Thanks to the Conservatives in government, community groups now have the right to protect facilities and other much loved buildings or land by listing them as assets of community value. How many of these assets have been listed in such a way and, more importantly, what support is available to local communities to take up this exciting opportunity?
More than 3,000 assets of community value have been listed to date, including 256 sports facilities. On the support we are offering, we fund the My Community website and network, which provides information, case studies and resources for people interested in taking up community rights and getting involved in their local neighbourhood. I congratulate my hon. Friend, as I understand he has organised another massive fundraising day, which this time is a golf day rather than a cricket day. I wish him every success, because over a number of years he has raised tens of thousands of pounds for charity.
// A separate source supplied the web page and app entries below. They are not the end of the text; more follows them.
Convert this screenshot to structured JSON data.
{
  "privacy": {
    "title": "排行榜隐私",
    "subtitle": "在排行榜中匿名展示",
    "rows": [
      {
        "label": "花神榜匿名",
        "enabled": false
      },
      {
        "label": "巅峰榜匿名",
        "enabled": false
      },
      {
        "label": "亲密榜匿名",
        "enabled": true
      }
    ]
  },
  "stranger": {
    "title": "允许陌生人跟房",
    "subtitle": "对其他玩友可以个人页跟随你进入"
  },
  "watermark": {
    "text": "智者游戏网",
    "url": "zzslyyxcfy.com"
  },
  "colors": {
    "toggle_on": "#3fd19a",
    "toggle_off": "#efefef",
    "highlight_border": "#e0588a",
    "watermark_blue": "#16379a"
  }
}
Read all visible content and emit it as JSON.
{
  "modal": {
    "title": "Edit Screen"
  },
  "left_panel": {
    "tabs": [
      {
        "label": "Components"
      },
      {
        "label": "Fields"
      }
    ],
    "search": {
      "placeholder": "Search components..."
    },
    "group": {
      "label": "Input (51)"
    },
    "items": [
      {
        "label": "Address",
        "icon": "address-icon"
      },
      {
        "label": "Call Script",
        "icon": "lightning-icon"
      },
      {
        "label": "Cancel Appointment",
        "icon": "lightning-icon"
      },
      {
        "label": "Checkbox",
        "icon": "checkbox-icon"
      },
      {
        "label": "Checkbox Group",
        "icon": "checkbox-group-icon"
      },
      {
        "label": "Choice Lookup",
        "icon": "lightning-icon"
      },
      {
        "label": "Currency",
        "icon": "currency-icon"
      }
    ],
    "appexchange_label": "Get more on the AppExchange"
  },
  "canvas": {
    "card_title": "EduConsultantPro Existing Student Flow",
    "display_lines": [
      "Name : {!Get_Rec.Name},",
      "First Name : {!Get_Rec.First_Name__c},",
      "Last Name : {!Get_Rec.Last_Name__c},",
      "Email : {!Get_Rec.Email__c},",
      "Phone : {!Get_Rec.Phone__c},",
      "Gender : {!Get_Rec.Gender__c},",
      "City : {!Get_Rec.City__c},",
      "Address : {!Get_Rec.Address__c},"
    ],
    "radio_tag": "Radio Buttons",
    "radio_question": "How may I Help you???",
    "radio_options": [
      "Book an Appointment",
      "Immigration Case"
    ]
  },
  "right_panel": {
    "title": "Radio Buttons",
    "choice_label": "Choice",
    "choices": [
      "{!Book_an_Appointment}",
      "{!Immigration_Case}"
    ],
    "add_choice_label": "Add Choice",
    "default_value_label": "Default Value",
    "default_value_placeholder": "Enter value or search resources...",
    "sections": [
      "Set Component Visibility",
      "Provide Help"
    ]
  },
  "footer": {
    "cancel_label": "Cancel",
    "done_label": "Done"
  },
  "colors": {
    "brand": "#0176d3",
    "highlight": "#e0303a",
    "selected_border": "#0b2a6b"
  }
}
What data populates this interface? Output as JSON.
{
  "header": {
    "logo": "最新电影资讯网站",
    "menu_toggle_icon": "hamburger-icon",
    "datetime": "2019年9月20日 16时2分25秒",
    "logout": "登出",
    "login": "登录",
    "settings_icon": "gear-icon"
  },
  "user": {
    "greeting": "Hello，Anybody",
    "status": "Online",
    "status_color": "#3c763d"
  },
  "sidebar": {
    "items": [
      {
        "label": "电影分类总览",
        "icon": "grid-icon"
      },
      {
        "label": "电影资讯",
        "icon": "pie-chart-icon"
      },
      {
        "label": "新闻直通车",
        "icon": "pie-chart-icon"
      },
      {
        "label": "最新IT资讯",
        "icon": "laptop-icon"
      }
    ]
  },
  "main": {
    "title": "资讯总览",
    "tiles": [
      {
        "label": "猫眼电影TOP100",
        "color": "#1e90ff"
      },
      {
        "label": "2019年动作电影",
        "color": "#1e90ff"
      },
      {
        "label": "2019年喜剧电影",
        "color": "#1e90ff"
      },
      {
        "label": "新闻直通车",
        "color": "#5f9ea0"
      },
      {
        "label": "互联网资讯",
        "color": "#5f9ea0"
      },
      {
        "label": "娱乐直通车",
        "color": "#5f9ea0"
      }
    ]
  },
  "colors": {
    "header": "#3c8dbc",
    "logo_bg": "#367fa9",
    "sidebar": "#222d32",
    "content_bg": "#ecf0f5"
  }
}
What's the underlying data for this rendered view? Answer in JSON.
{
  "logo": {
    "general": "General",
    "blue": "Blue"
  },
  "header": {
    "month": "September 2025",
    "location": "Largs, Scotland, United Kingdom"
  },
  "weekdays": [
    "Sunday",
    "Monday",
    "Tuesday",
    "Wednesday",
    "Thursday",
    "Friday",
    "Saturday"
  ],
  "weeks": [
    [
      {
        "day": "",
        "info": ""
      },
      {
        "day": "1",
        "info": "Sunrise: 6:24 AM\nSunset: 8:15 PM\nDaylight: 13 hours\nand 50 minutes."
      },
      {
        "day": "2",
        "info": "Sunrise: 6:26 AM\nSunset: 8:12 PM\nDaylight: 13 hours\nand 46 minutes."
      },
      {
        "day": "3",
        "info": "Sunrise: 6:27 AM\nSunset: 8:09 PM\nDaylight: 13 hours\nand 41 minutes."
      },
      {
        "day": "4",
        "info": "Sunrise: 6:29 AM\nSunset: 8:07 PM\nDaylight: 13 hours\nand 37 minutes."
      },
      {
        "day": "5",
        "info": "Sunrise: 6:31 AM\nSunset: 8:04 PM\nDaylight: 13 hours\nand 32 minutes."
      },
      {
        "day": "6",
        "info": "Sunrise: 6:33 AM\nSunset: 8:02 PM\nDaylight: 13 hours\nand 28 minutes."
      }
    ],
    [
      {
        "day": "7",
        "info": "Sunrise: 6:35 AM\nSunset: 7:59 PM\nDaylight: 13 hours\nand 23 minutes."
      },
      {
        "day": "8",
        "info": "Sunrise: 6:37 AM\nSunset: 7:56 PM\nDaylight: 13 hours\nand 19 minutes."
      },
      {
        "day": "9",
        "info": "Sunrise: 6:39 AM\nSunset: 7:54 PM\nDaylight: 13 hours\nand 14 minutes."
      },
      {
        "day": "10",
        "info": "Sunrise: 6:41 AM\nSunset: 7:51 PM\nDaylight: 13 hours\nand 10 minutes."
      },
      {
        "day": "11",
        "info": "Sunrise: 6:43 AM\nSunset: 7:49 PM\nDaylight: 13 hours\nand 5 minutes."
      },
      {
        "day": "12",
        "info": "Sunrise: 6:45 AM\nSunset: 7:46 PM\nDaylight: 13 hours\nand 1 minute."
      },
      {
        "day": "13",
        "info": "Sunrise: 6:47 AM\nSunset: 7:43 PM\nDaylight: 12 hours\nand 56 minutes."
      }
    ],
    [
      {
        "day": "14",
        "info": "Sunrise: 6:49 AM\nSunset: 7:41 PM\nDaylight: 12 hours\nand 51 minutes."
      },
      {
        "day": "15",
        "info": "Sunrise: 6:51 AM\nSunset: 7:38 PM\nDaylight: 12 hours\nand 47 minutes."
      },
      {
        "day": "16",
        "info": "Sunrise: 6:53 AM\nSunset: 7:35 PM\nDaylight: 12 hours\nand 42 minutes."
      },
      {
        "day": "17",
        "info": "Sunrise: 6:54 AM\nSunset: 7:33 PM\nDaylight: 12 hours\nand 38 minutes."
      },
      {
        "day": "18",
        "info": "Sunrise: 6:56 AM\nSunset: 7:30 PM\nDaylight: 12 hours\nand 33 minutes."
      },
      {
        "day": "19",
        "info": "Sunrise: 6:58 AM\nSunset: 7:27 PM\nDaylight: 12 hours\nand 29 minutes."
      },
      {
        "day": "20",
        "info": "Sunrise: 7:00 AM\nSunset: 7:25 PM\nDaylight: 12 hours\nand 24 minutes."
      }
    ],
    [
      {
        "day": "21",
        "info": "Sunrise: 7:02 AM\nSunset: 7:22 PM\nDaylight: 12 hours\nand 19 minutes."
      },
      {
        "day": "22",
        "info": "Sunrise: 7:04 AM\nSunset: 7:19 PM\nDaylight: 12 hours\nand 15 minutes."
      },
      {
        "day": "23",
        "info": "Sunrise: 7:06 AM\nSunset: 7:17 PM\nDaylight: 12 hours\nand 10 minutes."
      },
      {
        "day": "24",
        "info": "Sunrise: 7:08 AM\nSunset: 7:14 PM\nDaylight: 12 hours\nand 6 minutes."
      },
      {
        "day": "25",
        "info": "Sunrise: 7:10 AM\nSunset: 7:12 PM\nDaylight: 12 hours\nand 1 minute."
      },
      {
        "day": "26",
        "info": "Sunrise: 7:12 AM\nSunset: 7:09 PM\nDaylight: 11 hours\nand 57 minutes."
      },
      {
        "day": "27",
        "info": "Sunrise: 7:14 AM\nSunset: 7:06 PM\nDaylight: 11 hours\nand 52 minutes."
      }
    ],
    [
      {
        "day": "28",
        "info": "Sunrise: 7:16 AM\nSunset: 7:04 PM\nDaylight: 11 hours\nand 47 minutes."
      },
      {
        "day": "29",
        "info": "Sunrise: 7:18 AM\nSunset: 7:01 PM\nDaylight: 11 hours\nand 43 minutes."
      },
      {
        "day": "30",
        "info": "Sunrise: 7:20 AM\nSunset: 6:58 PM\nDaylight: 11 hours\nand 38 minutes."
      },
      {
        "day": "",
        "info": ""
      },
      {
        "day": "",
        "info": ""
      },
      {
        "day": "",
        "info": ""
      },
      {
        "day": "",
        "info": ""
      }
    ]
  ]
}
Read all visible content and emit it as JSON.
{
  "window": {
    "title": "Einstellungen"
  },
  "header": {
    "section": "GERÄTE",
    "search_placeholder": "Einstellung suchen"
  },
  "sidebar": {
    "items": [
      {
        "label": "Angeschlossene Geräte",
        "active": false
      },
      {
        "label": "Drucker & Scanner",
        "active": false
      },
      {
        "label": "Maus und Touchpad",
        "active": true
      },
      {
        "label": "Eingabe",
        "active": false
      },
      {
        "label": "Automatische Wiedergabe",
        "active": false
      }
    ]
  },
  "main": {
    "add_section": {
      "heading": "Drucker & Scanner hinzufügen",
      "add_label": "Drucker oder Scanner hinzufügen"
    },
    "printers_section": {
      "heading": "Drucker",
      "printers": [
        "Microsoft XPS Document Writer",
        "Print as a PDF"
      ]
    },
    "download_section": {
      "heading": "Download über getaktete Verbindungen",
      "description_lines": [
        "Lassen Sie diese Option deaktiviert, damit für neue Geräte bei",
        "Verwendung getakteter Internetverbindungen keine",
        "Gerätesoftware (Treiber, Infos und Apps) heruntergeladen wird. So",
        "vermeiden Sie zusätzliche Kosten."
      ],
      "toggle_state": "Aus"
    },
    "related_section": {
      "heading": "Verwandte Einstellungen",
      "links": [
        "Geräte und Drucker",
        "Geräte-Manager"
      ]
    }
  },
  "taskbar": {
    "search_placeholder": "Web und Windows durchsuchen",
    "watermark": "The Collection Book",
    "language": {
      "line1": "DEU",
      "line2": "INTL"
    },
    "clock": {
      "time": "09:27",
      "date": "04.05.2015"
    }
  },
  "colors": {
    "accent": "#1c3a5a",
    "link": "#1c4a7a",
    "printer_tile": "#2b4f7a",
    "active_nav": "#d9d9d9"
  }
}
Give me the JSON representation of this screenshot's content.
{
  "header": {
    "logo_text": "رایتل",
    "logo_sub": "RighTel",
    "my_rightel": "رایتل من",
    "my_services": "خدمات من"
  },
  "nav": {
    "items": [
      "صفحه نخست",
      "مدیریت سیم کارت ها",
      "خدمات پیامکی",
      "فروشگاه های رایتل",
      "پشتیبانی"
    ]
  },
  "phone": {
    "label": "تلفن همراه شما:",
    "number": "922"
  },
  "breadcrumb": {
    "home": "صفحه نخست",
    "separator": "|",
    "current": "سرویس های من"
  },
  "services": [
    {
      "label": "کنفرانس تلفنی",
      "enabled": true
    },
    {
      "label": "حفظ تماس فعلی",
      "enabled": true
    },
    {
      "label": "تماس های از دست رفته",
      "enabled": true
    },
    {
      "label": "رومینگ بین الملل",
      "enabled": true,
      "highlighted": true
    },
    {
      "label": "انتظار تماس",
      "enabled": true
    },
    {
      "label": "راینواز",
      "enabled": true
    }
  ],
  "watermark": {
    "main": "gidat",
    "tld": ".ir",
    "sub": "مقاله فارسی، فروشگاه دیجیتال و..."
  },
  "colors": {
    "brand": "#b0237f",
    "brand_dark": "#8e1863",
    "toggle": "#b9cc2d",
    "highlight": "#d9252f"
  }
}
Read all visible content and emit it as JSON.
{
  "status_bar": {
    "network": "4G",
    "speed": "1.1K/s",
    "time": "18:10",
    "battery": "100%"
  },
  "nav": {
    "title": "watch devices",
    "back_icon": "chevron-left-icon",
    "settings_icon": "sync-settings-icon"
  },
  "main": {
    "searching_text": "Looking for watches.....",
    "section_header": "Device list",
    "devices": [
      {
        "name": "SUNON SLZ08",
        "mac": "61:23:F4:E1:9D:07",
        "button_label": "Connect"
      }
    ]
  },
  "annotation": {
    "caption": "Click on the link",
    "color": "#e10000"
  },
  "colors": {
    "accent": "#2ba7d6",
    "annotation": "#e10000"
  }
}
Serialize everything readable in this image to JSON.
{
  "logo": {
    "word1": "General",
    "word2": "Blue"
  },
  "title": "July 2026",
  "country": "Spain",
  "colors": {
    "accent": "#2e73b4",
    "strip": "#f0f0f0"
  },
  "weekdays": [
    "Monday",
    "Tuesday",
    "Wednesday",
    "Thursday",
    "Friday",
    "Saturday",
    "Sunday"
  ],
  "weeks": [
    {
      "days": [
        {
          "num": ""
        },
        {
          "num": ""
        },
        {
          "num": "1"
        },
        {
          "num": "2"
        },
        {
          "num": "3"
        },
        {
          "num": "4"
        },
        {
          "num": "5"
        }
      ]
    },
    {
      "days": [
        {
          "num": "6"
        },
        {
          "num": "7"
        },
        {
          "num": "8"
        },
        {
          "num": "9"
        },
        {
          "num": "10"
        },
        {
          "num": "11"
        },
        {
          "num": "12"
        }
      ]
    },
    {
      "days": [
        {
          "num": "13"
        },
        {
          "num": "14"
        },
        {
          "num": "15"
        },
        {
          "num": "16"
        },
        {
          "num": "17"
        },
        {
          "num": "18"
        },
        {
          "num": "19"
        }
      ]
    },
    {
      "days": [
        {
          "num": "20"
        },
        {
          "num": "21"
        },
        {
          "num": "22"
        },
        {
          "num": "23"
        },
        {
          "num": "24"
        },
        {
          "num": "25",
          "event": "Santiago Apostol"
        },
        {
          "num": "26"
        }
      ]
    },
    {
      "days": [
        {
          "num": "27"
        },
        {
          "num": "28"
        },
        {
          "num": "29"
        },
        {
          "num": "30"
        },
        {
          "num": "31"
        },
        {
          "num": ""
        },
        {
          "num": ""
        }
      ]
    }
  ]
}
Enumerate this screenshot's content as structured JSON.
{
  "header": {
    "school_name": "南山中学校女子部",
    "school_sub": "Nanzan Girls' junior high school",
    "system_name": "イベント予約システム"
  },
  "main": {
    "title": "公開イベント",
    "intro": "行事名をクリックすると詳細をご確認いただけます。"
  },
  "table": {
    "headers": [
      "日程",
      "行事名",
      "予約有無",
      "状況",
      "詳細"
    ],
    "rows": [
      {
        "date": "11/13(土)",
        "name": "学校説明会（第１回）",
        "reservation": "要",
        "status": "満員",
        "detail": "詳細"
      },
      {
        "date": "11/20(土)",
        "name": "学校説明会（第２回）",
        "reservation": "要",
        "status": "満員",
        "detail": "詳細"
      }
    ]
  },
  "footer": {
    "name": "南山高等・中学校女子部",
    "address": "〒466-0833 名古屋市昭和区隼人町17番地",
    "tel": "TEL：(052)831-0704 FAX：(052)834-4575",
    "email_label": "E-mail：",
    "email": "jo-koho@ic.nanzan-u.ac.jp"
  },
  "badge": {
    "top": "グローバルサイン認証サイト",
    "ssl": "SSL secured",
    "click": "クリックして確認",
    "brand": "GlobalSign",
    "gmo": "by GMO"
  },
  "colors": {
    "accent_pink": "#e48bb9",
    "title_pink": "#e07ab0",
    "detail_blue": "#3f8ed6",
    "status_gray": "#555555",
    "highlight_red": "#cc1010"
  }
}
Does the Secretary of State agree that children’s services and child protection are a crucial part of local government, for which he is responsible? Has he talked to his colleagues in the Department for Education about this? Has he seen the evidence showing that as the departmental influence on education and schools continues, the ability to get children with special educational needs into good schools becomes more and more difficult?
Yes, I have regular conversations with the Secretary of State. As with other areas of local government responsibility, sometimes its responsibilities cross the lines of departmental boundaries. We make sure, very particularly, that we join that up and reflect in the responsibilities and the funding of local government the full range of its commitments and needs.
Office for National Statistics figures state that 3.3 million extra people will come to our country in the next 15 years. How on earth are we to make sure that there is enough land and that output will be increased enough to support the number of buildings required for that number of immigrants?
One of the biggest pressures on our housing stock is the fact that not enough has been built in the past three decades, primarily due to the failures under the last Labour Government. It is good news that we are all living longer and living in our own home longer, but ultimately it is local authorities’ key job to make sure that they assess the land needs in their local area to provide the housing their local residents need in their local plans.
Order. We must move on.